### Exercise requirements
The finished copy should hold every entry exactly as given, and no pictures.

### Web page and app entries
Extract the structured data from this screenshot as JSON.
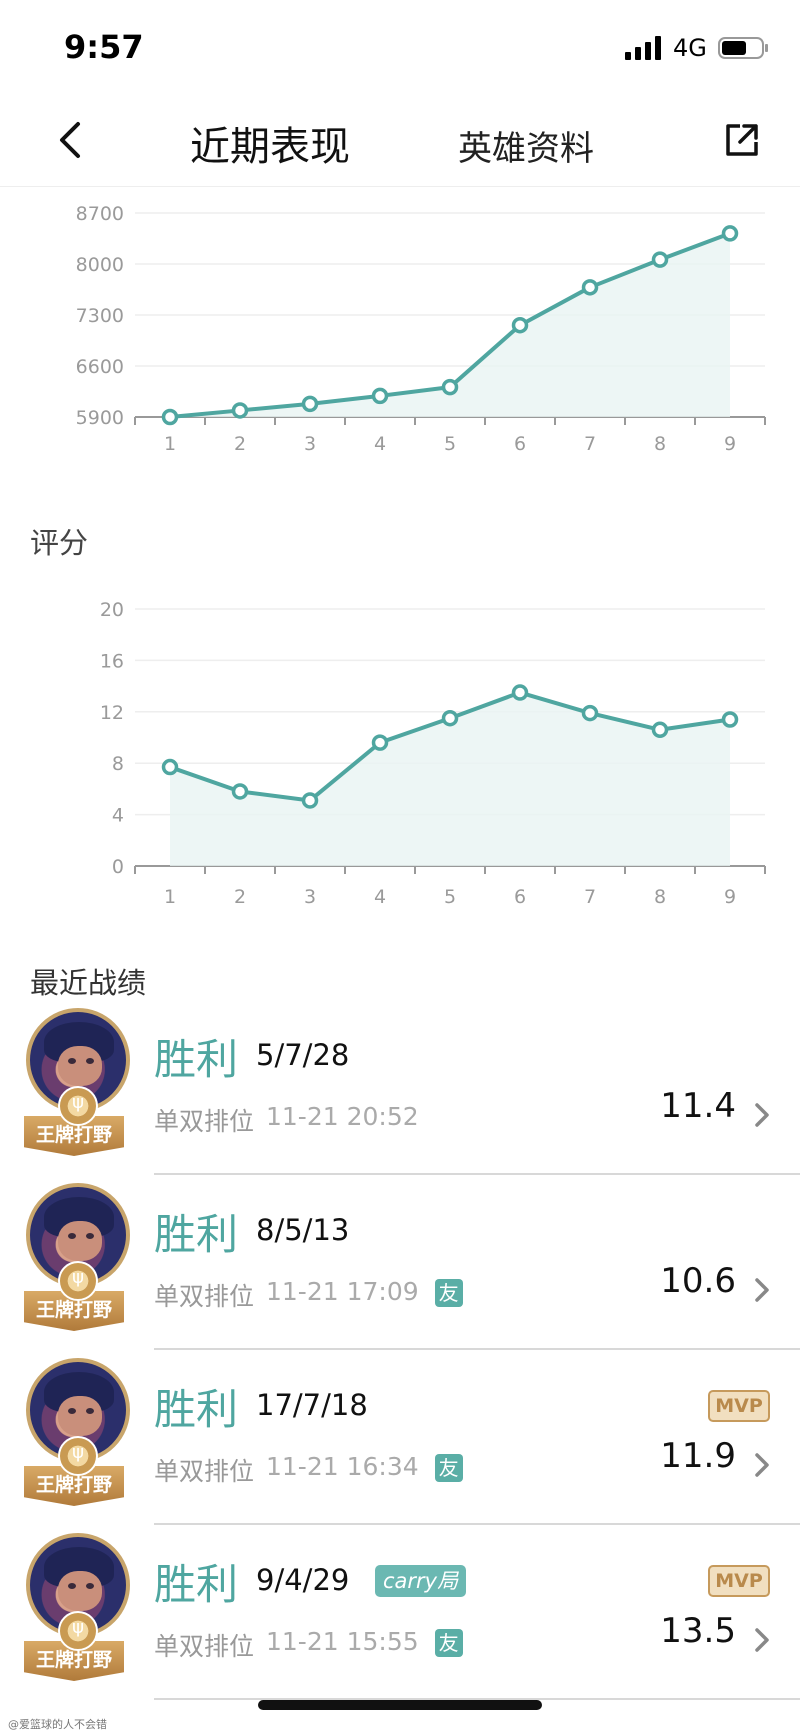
{
  "status_bar": {
    "time": "9:57",
    "network": "4G"
  },
  "nav": {
    "title": "近期表现",
    "tab_hero": "英雄资料"
  },
  "charts": {
    "rating_section_label": "评分",
    "records_section_label": "最近战绩"
  },
  "chart_data": [
    {
      "type": "area",
      "title": "",
      "xlabel": "",
      "ylabel": "",
      "x": [
        1,
        2,
        3,
        4,
        5,
        6,
        7,
        8,
        9
      ],
      "series": [
        {
          "values": [
            5880,
            5990,
            6080,
            6190,
            6310,
            7160,
            7680,
            8060,
            8420
          ]
        }
      ],
      "y_ticks": [
        5900,
        6600,
        7300,
        8000,
        8700
      ],
      "ylim": [
        5900,
        8700
      ],
      "grid": true,
      "color": "#4fa6a0"
    },
    {
      "type": "area",
      "title": "评分",
      "xlabel": "",
      "ylabel": "",
      "x": [
        1,
        2,
        3,
        4,
        5,
        6,
        7,
        8,
        9
      ],
      "series": [
        {
          "values": [
            7.7,
            5.8,
            5.1,
            9.6,
            11.5,
            13.5,
            11.9,
            10.6,
            11.4
          ]
        }
      ],
      "y_ticks": [
        0,
        4,
        8,
        12,
        16,
        20
      ],
      "ylim": [
        0,
        20
      ],
      "grid": true,
      "color": "#4fa6a0"
    }
  ],
  "records": [
    {
      "rank_label": "王牌打野",
      "emblem": "ψ",
      "result": "胜利",
      "kda": "5/7/28",
      "mode": "单双排位",
      "time": "11-21 20:52",
      "friend": "",
      "carry": "",
      "mvp": "",
      "score": "11.4"
    },
    {
      "rank_label": "王牌打野",
      "emblem": "ψ",
      "result": "胜利",
      "kda": "8/5/13",
      "mode": "单双排位",
      "time": "11-21 17:09",
      "friend": "友",
      "carry": "",
      "mvp": "",
      "score": "10.6"
    },
    {
      "rank_label": "王牌打野",
      "emblem": "ψ",
      "result": "胜利",
      "kda": "17/7/18",
      "mode": "单双排位",
      "time": "11-21 16:34",
      "friend": "友",
      "carry": "",
      "mvp": "MVP",
      "score": "11.9"
    },
    {
      "rank_label": "王牌打野",
      "emblem": "ψ",
      "result": "胜利",
      "kda": "9/4/29",
      "mode": "单双排位",
      "time": "11-21 15:55",
      "friend": "友",
      "carry": "carry局",
      "mvp": "MVP",
      "score": "13.5"
    }
  ],
  "watermark": "@爱篮球的人不会错",
  "icons": {
    "back": "chevron-left-icon",
    "share": "share-icon",
    "arrow": "chevron-right-icon"
  }
}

### Exercise response
Extract the structured data from this screenshot as JSON.
{
  "status_bar": {
    "time": "9:57",
    "network": "4G"
  },
  "nav": {
    "title": "近期表现",
    "tab_hero": "英雄资料"
  },
  "charts": {
    "rating_section_label": "评分",
    "records_section_label": "最近战绩"
  },
  "chart_data": [
    {
      "type": "area",
      "title": "",
      "xlabel": "",
      "ylabel": "",
      "x": [
        1,
        2,
        3,
        4,
        5,
        6,
        7,
        8,
        9
      ],
      "series": [
        {
          "values": [
            5880,
            5990,
            6080,
            6190,
            6310,
            7160,
            7680,
            8060,
            8420
          ]
        }
      ],
      "y_ticks": [
        5900,
        6600,
        7300,
        8000,
        8700
      ],
      "ylim": [
        5900,
        8700
      ],
      "grid": true,
      "color": "#4fa6a0"
    },
    {
      "type": "area",
      "title": "评分",
      "xlabel": "",
      "ylabel": "",
      "x": [
        1,
        2,
        3,
        4,
        5,
        6,
        7,
        8,
        9
      ],
      "series": [
        {
          "values": [
            7.7,
            5.8,
            5.1,
            9.6,
            11.5,
            13.5,
            11.9,
            10.6,
            11.4
          ]
        }
      ],
      "y_ticks": [
        0,
        4,
        8,
        12,
        16,
        20
      ],
      "ylim": [
        0,
        20
      ],
      "grid": true,
      "color": "#4fa6a0"
    }
  ],
  "records": [
    {
      "rank_label": "王牌打野",
      "emblem": "ψ",
      "result": "胜利",
      "kda": "5/7/28",
      "mode": "单双排位",
      "time": "11-21 20:52",
      "friend": "",
      "carry": "",
      "mvp": "",
      "score": "11.4"
    },
    {
      "rank_label": "王牌打野",
      "emblem": "ψ",
      "result": "胜利",
      "kda": "8/5/13",
      "mode": "单双排位",
      "time": "11-21 17:09",
      "friend": "友",
      "carry": "",
      "mvp": "",
      "score": "10.6"
    },
    {
      "rank_label": "王牌打野",
      "emblem": "ψ",
      "result": "胜利",
      "kda": "17/7/18",
      "mode": "单双排位",
      "time": "11-21 16:34",
      "friend": "友",
      "carry": "",
      "mvp": "MVP",
      "score": "11.9"
    },
    {
      "rank_label": "王牌打野",
      "emblem": "ψ",
      "result": "胜利",
      "kda": "9/4/29",
      "mode": "单双排位",
      "time": "11-21 15:55",
      "friend": "友",
      "carry": "carry局",
      "mvp": "MVP",
      "score": "13.5"
    }
  ],
  "watermark": "@爱篮球的人不会错",
  "icons": {
    "back": "chevron-left-icon",
    "share": "share-icon",
    "arrow": "chevron-right-icon"
  }
}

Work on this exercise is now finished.